With Slowdive, they fractured apart and then regrouped as 75% of who they were. The main songwriters and voices were still there, but they were trying to do something different anyway. The change of the band name didn't actually happen until they had recorded three-fourths of their first album (and I also suspect the band name change had to do with legal reasons, as well).
Mos Def will still be doing that mildly angsty rappity rap boho-hop no matter what name he's using. So it seems a little less genuine in his case.
14. "i really disagree re: mos def... " In response to Reply # 12
i think if you look at his career from black star forward, it really has been a transformation w/ mos.. there have been experiments and missteps along the way.. but after listening to The Ecstatic, i got a feeling like that's what the experimentation blossomed into.. i def. saw a distinct change in the way he rhymed and the way he put songs together - his subject matter seems more "mystical" too.. even if his general crew and beats are similar to his older stuff, i really do believe there was a paradigm shift there.. he even said "yasiin" and "bey" all over the album, so if we use that album as a jumping off point for this "yasiin bey" moniker, i think it makes a lot of sense.. and it seems genuine too.. imo
7. "jay dee is considered a different sound/artist than jay dilla" In response to Reply # 0
maybe not by all but i would say by most fans of his music. jay dilla sought to step away from most of the neo-soul isms that made jay dee famous. if that's not a re-invention, i don't know what it is.
13. "meant to say j dilla NOT jay dilla..." In response to Reply # 7
>maybe not by all but i would say by most fans of his music. >jay dilla sought to step away from most of the neo-soul isms >that made jay dee famous. >if that's not a re-invention, i don't know what it is. > >just wanted to clarify that. >carry on. > >
8. "How long did Mike Bigga last for Killa Mike? " In response to Reply # 0 Wed Feb-22-12 11:37 PM by Laz aka Black Native
I know Peedi Crack changed to Peedi Peedi; both artist changed for a less derogatory pseudonym but when that happens, is that name even taken seriously?
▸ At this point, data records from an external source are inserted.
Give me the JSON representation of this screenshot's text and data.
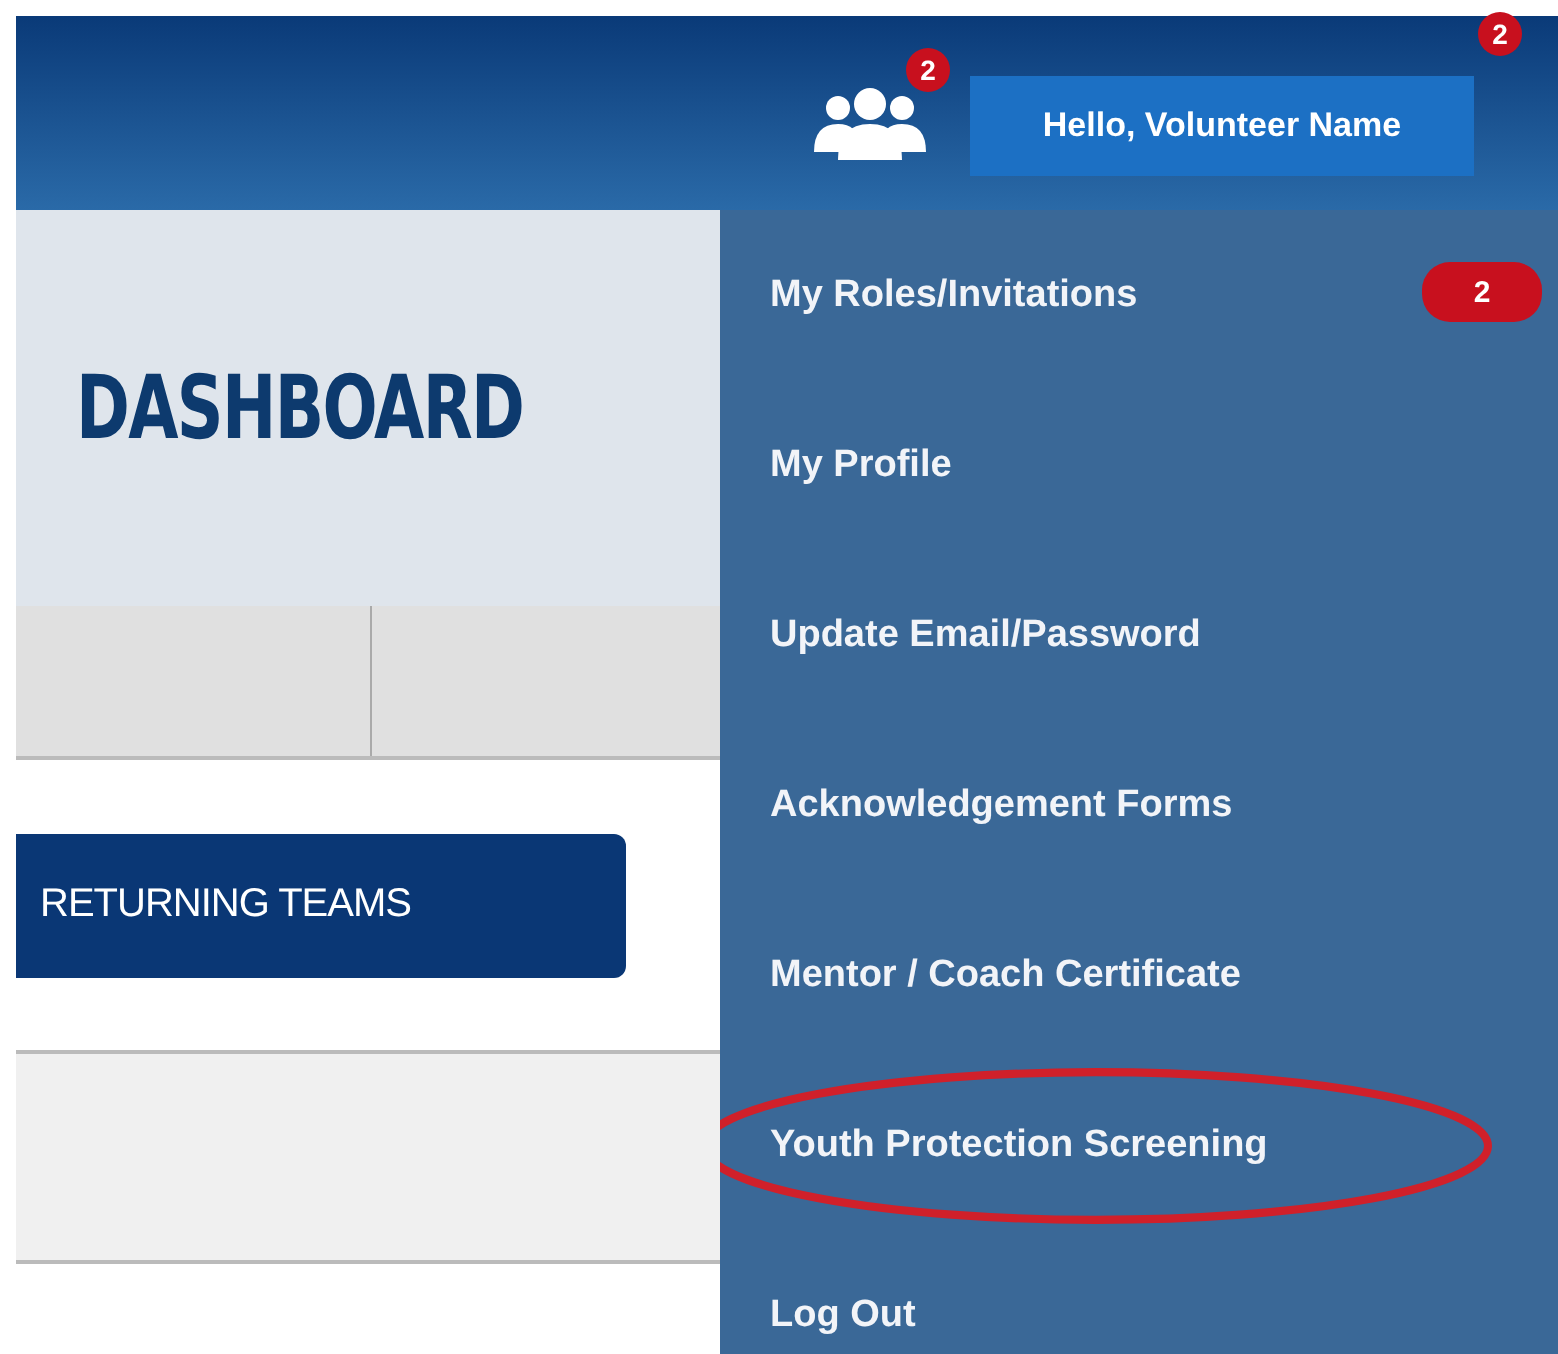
{
  "header": {
    "roles_badge": "2",
    "greeting": "Hello, Volunteer Name",
    "greeting_badge": "2"
  },
  "banner": {
    "title": "DASHBOARD"
  },
  "returning_teams_button": "RETURNING TEAMS",
  "account_menu": {
    "items": [
      {
        "label": "My Roles/Invitations",
        "badge": "2",
        "highlighted": false
      },
      {
        "label": "My Profile",
        "highlighted": false
      },
      {
        "label": "Update Email/Password",
        "highlighted": false
      },
      {
        "label": "Acknowledgement Forms",
        "highlighted": false
      },
      {
        "label": "Mentor / Coach Certificate",
        "highlighted": false
      },
      {
        "label": "Youth Protection Screening",
        "highlighted": true
      },
      {
        "label": "Log Out",
        "highlighted": false
      }
    ]
  }
}
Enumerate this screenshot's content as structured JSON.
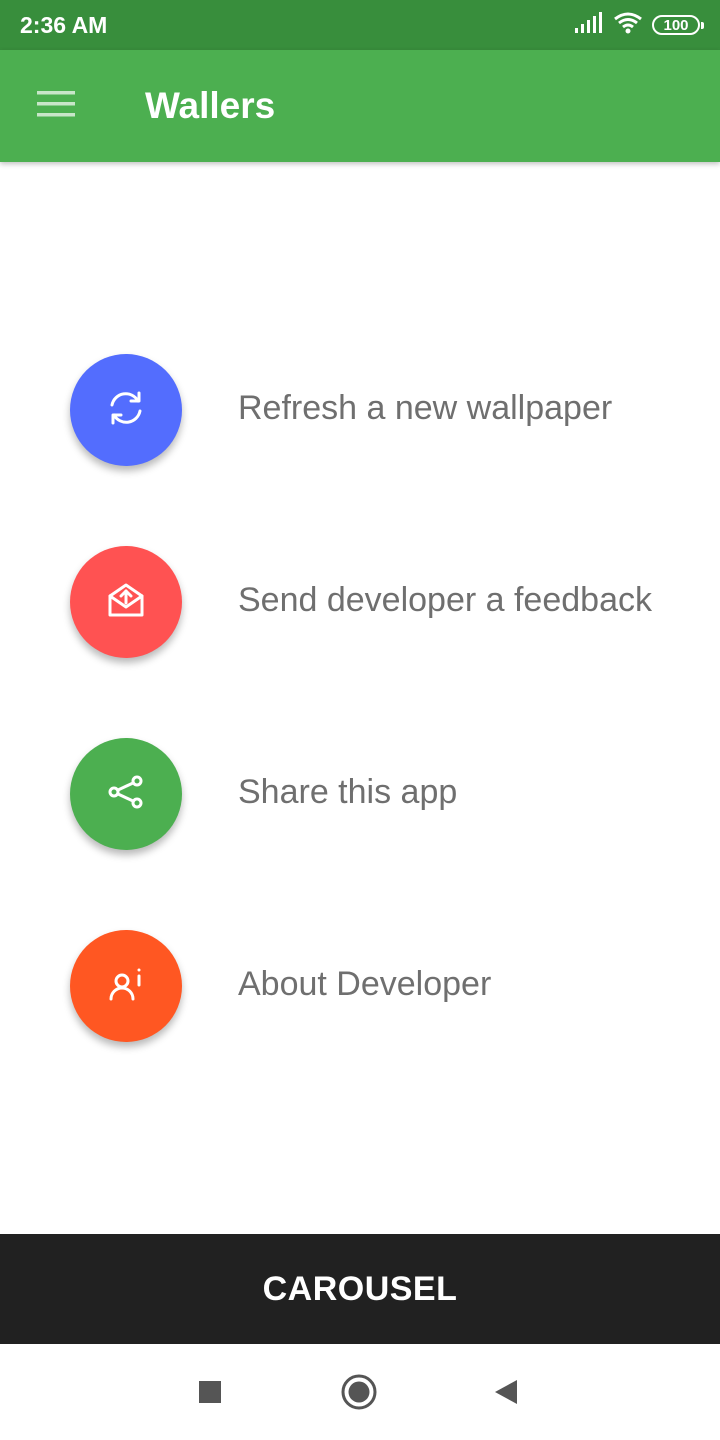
{
  "status_bar": {
    "time": "2:36 AM",
    "battery": "100",
    "icons": [
      "signal-icon",
      "wifi-icon",
      "battery-icon"
    ]
  },
  "app_bar": {
    "title": "Wallers",
    "menu_icon": "hamburger-menu-icon",
    "background": "#4caf50"
  },
  "actions": [
    {
      "label": "Refresh a new wallpaper",
      "icon": "refresh-icon",
      "color": "#536dfe"
    },
    {
      "label": "Send developer a feedback",
      "icon": "mail-send-icon",
      "color": "#ff5252"
    },
    {
      "label": "Share this app",
      "icon": "share-icon",
      "color": "#4caf50"
    },
    {
      "label": "About Developer",
      "icon": "person-info-icon",
      "color": "#ff5722"
    }
  ],
  "bottom_button": {
    "label": "CAROUSEL",
    "background": "#212121"
  },
  "nav_bar": {
    "icons": [
      "recents-square-icon",
      "home-circle-icon",
      "back-triangle-icon"
    ]
  }
}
I feel like if you don't correct the blogs, interviews or whoever when calling you your "former" moniker, it really has no impact & make no difference. I've seen Yasiin Bey correct folk when calling him "Mos Def" & folk respect it. No one, including me respects the P. Diddy change, that nigga is Puff. LOL!